“Significant improvements are needed if they are to continue to adequately respond”
Search and rescue aircraft, personnel and mission-management must be improved to keep the national search and rescue system at current standards for the coming years, the Auditor General of Canada said in his spring report, released April 30.
“Canadian Forces and the Canadian Coast Guard adequately respond to air and marine search and rescue (SAR) incidents,” the report by Michael Ferguson states.
But “significant improvements are needed if they are to continue to adequately respond and provide the necessary personnel, equipment, and information systems to deliver SAR activities effectively,” he said.
Search and rescue operations in Canada’s North are conducted first by local authorities, such as the RCMP, Canadian Rangers, and volunteers.
And, if more assistance is needed, federal authorities with greater resources — the military and the Coast Guard — are called upon, with the Air Force as the lead agency for calls on land.
Nunavut and Nunavik are served by two different search and rescue regions, known as SSRs, one based in Trenton, Ont. and Winnipeg, and the other in Halifax, which serves southern Baffin Island.
From these bases, Hercules aircraft, which are more than 20 years old, respond to calls in the North.
And, according to Ferguson’s report, these aging Hercules lack modern equipment and take longer to service due to shortages in spare parts.
Of the 13 in service for search and rescue, two at a time are in maintenance, which leaves 11 available for service.
As well, the Griffon and Cormorant helicopters now in use are in too short supply to cover operations for the coming years, with the Cormorants in need of upgrades to be better suited to the North, Ferguson said.
“Consequently, the Air Force has little flexibility to meet operational demand and must from time to time call upon other aircraft,” his report states.
In the report, the Department of National Defence said it’s in agreement with the auditor’s recommendation that it acquire new aircraft “best suited for search and rescue activities.” A contract for new aircraft to replace the Hercules aircraft will be awarded in 2014-2015.
Ferguson also makes repeated reference to shortfalls in staffing in federal search and rescue personnel, for both the Air Force and the Coast Guard.
The Air Force, he notes, is short on qualified pilots and flight engineers.

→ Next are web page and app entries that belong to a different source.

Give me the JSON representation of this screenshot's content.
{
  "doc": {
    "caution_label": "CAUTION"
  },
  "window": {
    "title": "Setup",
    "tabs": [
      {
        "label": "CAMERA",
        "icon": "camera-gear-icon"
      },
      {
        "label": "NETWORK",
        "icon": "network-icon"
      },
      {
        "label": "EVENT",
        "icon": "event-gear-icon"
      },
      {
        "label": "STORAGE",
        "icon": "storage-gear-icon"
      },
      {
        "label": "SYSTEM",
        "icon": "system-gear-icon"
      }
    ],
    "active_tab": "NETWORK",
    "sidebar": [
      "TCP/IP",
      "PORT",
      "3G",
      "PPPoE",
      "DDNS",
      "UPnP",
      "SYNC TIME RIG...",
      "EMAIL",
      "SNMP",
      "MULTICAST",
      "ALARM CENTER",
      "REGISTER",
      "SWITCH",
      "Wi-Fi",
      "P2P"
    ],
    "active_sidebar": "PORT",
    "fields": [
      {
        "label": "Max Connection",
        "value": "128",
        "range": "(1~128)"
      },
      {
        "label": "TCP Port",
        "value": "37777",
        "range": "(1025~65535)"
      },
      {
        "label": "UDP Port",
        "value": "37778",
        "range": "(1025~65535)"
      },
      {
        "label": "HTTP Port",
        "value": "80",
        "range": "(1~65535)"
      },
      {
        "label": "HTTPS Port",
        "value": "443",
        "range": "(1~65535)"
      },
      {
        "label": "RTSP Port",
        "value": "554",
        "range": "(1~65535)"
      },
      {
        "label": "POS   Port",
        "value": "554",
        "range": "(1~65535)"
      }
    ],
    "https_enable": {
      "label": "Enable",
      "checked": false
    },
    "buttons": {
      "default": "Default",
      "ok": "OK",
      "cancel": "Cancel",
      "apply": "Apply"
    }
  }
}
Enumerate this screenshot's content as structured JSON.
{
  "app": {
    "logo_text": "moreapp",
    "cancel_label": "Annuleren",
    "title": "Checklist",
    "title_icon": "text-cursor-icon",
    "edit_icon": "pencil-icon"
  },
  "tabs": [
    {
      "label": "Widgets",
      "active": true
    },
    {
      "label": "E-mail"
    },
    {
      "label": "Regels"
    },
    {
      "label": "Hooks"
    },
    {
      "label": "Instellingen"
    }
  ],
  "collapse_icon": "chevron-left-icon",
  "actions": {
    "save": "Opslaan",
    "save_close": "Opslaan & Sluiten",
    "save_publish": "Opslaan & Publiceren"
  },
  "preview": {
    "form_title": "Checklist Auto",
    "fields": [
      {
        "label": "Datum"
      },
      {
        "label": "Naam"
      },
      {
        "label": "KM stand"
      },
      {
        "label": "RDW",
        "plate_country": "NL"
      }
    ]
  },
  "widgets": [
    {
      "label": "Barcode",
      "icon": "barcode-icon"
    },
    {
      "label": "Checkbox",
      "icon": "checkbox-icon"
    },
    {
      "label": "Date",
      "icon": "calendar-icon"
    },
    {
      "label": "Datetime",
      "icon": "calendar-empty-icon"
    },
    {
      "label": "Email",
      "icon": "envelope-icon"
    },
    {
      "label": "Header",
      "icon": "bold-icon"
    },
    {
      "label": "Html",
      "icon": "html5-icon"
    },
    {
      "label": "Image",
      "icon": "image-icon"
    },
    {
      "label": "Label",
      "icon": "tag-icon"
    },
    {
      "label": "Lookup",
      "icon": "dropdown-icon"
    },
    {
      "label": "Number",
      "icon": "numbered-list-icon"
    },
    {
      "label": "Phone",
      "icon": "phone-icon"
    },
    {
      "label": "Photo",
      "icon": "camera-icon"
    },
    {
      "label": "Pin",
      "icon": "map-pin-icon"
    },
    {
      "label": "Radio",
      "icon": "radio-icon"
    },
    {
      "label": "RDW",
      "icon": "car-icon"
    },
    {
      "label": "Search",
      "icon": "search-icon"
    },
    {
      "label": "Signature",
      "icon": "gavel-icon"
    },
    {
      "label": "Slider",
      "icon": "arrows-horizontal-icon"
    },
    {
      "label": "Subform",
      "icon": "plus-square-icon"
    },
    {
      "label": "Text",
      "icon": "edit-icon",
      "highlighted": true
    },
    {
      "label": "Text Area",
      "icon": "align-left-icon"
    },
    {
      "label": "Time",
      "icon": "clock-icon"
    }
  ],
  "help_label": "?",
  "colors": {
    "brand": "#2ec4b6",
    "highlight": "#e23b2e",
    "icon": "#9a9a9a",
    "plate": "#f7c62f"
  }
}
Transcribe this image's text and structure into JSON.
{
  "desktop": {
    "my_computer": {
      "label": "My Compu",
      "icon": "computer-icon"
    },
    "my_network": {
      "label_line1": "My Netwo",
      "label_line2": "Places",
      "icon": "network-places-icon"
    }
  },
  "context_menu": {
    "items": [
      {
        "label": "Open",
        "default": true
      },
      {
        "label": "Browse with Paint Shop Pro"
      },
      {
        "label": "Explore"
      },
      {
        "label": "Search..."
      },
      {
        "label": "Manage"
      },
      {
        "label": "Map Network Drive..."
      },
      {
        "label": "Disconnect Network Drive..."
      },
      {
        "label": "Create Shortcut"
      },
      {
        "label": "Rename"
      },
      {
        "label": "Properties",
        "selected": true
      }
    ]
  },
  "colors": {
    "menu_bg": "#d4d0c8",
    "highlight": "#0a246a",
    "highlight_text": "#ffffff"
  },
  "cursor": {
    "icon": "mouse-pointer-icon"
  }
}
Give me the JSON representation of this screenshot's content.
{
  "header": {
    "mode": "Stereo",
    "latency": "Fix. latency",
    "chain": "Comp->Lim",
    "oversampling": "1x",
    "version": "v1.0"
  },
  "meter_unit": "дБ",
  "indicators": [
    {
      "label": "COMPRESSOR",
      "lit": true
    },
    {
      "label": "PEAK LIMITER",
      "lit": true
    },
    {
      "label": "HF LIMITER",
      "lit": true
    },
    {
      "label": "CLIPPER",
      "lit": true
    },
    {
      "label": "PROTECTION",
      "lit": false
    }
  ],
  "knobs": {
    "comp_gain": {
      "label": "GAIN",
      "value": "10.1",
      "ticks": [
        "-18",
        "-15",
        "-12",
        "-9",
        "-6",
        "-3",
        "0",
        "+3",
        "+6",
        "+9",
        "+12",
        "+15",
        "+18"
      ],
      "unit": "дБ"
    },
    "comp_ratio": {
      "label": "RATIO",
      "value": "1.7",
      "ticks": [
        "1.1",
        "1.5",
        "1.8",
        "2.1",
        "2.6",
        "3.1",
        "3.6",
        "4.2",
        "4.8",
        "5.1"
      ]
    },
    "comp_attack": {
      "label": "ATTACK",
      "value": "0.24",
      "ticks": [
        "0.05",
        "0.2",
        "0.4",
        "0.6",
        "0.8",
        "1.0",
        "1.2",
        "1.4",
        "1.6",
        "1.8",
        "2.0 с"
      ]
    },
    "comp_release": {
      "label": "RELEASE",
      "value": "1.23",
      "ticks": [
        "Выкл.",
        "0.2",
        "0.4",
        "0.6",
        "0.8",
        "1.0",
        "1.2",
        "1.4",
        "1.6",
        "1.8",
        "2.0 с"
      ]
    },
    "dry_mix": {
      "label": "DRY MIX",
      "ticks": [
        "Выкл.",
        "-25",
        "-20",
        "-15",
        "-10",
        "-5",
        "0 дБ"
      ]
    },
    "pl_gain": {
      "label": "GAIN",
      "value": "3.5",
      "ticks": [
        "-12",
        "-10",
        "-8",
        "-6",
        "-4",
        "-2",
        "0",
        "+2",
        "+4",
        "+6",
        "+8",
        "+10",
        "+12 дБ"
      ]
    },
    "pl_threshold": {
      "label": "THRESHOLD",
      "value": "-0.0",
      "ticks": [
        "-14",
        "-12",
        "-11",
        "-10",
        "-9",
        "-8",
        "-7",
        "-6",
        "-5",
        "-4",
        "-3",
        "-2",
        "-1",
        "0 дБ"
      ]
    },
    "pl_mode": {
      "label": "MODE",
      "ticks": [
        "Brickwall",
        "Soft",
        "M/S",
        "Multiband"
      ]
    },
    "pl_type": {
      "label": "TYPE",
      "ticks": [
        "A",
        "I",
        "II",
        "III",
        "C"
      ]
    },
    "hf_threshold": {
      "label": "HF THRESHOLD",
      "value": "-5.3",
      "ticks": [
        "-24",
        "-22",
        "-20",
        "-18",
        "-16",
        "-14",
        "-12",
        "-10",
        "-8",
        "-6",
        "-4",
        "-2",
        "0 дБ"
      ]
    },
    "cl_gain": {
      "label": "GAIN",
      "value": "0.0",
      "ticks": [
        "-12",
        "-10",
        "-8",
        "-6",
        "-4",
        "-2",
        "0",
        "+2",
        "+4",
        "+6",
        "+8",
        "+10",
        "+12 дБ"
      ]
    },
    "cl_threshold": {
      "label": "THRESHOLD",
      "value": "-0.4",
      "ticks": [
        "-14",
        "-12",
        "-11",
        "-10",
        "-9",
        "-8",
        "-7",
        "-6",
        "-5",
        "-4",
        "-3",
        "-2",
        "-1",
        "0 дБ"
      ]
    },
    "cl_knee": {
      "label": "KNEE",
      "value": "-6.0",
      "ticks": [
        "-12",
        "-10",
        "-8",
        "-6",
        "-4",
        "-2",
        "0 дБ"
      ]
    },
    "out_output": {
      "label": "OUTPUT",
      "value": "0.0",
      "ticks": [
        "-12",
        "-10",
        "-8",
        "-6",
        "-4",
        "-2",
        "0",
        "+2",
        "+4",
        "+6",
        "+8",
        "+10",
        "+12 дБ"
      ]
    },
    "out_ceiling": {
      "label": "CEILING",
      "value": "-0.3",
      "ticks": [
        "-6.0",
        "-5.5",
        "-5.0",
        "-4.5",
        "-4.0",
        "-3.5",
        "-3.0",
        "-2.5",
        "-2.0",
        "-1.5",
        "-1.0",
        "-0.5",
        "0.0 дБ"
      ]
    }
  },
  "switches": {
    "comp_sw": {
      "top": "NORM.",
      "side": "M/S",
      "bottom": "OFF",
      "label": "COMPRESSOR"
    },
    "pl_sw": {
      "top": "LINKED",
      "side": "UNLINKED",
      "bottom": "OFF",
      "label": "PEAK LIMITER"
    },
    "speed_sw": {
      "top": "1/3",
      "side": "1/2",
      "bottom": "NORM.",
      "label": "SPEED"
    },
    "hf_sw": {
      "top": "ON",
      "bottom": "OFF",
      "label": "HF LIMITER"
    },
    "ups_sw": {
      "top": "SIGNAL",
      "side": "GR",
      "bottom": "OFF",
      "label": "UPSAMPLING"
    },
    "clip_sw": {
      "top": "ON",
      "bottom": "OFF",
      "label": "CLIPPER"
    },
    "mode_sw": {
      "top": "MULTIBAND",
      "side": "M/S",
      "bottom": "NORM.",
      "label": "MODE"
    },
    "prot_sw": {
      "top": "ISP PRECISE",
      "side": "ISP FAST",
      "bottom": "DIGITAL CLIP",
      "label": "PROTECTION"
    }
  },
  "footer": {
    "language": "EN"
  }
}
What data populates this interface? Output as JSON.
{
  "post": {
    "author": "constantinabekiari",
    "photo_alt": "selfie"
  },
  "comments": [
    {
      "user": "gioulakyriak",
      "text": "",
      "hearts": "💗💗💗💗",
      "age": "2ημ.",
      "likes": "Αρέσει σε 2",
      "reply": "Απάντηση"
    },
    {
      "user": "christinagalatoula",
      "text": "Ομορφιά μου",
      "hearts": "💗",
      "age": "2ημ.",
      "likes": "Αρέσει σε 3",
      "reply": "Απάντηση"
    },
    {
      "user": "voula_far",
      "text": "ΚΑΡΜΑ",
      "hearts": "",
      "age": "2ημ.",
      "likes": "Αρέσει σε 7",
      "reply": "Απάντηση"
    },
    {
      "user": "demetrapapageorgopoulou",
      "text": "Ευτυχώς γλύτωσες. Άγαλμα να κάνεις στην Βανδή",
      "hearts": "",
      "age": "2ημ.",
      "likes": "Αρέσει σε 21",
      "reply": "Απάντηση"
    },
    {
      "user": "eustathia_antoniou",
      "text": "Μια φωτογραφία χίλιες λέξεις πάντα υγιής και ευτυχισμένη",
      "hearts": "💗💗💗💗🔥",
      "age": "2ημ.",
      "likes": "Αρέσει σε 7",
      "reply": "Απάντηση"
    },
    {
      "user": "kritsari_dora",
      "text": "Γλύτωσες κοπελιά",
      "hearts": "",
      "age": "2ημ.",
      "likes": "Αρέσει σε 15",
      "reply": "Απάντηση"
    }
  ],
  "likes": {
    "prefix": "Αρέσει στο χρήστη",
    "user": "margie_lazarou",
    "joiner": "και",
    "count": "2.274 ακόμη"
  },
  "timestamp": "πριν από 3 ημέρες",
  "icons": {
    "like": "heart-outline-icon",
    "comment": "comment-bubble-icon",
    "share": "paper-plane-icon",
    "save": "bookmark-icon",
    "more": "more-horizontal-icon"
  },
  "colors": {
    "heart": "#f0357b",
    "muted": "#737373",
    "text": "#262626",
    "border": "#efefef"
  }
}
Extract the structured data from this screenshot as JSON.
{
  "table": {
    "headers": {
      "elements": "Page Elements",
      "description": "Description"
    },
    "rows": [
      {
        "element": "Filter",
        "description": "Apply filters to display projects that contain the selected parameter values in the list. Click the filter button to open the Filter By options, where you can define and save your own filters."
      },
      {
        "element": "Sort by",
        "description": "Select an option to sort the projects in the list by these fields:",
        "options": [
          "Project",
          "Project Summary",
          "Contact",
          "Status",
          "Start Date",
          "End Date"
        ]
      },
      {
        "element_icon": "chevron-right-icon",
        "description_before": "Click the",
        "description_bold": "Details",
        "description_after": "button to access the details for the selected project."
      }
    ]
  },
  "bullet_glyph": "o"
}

Personnel training must improve, with regular updates.
But this has become more challenging due to lack of aircraft to train new recruits, the report states.
“Without an adequate number of available personnel, coverage around the clock is achieved at the expense of training new recruits, professional development of SAR personnel, and leave,” the report said.
On top of a lack of staff to carry out search and rescue, the Search and Rescue Mission Management System is stretched to its limit and due for an upgrade.
Used jointly by the military and Coast Guard, the SMMS provides data and crucial information to Joint Resource Coordination Centres, which manage operations directly.
In the report, DND says “a new, integrated” management system was approved late last year, and that, along with the Department of Fisheries and Oceans, DND has stop-gap solutions in place until the new system goes online.